Line count for "this": state how many lines of the listing below contain it, without anything else.

#### Exercise materials
━━━━━━━━━━━━━━━━━━━━

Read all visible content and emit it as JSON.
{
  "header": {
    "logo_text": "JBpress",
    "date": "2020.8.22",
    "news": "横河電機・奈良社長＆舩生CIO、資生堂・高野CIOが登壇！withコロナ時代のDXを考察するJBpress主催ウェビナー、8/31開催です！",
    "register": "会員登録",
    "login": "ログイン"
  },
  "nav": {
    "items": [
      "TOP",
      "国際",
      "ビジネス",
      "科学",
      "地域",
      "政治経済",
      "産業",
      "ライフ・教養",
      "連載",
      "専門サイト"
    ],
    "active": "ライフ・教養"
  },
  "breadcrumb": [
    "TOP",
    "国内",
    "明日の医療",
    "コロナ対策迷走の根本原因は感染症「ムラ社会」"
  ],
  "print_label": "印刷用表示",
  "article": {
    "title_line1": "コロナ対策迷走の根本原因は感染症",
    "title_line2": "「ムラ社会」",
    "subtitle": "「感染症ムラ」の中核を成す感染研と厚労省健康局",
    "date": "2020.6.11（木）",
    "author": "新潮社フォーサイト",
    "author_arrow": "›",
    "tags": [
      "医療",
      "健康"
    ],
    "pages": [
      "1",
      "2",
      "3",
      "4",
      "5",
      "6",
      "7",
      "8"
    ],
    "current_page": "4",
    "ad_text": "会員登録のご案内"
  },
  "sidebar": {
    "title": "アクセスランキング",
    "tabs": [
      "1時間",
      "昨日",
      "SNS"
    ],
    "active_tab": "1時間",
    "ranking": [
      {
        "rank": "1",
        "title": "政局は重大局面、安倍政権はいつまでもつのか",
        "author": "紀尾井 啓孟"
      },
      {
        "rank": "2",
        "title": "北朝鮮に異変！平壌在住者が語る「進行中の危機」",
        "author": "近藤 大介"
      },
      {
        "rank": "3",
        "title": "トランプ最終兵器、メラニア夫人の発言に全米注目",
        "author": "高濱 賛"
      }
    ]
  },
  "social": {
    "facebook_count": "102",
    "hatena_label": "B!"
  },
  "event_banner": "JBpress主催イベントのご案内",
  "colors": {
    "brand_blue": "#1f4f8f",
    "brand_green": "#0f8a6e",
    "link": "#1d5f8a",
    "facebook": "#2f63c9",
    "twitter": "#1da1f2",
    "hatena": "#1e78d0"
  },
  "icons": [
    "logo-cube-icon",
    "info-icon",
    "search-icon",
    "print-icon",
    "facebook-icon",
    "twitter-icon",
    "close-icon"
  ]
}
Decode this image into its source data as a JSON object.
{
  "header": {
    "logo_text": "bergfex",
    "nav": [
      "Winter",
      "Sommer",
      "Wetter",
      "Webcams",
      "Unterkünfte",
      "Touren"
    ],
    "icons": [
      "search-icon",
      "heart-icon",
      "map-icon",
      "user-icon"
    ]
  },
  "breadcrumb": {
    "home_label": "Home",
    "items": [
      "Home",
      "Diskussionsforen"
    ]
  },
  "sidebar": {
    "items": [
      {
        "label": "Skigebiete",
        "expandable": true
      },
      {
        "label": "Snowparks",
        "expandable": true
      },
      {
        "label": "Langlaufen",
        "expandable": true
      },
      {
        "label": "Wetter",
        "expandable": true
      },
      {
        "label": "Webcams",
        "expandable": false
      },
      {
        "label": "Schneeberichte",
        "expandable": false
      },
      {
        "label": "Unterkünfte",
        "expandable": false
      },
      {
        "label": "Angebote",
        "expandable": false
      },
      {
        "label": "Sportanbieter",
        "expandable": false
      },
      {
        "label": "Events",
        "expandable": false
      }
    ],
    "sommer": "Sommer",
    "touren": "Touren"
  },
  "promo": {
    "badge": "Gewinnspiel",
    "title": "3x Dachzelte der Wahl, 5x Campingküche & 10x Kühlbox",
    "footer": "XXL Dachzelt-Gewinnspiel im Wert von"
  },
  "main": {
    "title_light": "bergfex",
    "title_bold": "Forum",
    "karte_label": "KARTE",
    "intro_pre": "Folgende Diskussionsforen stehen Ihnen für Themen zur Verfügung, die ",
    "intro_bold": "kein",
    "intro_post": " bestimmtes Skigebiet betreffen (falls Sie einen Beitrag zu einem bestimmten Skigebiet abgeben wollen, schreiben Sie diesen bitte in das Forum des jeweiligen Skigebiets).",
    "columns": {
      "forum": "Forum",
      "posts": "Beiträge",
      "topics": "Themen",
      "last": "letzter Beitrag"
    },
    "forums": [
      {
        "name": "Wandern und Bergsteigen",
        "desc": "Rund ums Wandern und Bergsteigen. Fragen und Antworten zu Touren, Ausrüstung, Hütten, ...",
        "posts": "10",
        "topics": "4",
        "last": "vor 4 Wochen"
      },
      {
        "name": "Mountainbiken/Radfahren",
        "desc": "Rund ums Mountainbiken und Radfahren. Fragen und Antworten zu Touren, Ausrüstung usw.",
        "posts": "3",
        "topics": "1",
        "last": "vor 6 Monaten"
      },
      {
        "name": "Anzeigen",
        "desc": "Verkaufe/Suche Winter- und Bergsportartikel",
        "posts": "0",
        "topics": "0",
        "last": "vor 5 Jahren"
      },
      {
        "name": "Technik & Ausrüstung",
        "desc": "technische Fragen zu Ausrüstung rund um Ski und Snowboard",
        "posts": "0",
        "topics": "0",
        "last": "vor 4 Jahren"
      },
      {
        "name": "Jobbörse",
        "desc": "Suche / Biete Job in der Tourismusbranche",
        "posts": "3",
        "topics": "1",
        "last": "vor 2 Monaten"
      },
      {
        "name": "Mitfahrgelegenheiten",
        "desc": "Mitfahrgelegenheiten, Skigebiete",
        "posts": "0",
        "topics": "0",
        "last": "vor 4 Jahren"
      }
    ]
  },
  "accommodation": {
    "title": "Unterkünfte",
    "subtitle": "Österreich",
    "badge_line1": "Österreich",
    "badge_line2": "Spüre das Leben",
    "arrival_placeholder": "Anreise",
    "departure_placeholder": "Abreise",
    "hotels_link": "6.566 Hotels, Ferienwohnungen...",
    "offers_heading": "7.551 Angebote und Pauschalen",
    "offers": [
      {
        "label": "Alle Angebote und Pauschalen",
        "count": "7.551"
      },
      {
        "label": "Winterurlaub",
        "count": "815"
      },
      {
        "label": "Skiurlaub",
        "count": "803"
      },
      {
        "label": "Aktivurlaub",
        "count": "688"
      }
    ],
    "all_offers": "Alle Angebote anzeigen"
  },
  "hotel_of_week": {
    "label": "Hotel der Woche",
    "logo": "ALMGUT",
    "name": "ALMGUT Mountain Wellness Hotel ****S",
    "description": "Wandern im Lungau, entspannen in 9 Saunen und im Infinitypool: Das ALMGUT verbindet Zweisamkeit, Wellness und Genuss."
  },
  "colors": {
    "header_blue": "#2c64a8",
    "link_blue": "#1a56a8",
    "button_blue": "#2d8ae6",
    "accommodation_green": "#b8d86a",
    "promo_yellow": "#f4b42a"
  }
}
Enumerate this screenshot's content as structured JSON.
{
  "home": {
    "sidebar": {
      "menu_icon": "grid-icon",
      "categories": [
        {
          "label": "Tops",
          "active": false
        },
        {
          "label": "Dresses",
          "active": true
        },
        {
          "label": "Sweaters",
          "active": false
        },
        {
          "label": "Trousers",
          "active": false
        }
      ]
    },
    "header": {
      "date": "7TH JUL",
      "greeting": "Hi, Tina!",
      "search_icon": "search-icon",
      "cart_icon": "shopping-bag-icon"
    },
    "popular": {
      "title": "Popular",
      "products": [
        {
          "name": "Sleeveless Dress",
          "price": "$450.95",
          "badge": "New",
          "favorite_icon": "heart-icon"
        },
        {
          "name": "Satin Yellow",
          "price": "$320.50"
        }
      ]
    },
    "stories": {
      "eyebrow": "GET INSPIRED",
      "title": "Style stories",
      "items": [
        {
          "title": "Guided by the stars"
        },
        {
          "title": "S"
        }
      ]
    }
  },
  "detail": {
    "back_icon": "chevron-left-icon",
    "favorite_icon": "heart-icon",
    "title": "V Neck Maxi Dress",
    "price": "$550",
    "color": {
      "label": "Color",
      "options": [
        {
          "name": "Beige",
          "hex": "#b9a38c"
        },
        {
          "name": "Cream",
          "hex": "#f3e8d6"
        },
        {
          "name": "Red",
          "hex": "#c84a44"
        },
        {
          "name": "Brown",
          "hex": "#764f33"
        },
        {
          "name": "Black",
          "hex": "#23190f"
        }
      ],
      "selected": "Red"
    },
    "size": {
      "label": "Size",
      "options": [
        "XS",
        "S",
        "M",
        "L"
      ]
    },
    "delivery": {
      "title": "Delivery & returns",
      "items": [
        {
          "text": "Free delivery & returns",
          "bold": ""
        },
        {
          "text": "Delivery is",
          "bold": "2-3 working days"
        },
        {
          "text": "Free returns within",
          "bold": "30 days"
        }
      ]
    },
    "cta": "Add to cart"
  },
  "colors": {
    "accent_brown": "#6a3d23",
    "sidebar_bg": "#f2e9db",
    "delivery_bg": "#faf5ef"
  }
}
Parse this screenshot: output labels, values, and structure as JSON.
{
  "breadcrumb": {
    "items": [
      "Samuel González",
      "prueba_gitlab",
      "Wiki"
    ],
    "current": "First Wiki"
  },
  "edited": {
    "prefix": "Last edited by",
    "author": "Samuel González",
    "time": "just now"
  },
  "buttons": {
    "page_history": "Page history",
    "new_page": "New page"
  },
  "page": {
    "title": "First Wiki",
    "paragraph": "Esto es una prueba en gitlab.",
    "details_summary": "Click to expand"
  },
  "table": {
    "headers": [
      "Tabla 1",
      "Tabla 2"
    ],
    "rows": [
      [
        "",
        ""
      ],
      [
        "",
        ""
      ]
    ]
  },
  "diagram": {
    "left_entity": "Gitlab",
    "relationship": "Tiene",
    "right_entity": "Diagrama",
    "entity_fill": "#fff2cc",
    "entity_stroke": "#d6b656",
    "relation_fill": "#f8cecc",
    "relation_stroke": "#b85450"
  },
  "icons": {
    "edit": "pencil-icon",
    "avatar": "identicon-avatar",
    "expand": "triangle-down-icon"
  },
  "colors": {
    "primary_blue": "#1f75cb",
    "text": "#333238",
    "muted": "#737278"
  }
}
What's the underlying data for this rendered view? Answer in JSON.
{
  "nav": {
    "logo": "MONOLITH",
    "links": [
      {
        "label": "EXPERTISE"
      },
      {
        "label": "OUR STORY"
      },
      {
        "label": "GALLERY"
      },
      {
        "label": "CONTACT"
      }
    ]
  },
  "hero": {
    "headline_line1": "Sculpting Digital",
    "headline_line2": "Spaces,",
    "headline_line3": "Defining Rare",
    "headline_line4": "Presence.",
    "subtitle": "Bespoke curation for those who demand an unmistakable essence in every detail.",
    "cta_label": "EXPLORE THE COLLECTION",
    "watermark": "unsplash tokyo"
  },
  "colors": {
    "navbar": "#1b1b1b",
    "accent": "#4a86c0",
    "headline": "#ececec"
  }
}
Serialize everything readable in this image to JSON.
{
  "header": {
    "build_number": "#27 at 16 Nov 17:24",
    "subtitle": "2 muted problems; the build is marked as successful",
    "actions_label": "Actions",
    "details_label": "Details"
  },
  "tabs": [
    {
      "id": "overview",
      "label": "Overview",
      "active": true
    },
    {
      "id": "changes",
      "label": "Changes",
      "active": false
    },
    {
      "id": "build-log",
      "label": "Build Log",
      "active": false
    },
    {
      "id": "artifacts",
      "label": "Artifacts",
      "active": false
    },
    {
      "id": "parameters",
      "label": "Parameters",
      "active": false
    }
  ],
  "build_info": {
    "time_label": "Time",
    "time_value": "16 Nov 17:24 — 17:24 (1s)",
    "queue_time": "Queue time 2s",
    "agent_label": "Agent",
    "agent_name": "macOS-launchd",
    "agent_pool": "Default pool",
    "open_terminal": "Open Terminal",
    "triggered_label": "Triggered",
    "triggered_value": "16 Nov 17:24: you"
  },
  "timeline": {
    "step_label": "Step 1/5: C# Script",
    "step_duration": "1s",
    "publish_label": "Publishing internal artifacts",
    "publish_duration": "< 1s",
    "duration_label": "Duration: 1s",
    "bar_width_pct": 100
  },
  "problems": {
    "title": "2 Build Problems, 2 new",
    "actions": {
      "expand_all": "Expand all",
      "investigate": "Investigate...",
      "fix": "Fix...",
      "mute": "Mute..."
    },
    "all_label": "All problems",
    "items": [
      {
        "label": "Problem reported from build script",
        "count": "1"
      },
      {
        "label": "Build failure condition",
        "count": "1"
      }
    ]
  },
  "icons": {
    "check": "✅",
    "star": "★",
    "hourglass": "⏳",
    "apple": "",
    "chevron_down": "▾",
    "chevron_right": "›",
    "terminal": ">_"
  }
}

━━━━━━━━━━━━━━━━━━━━

#### The answer
5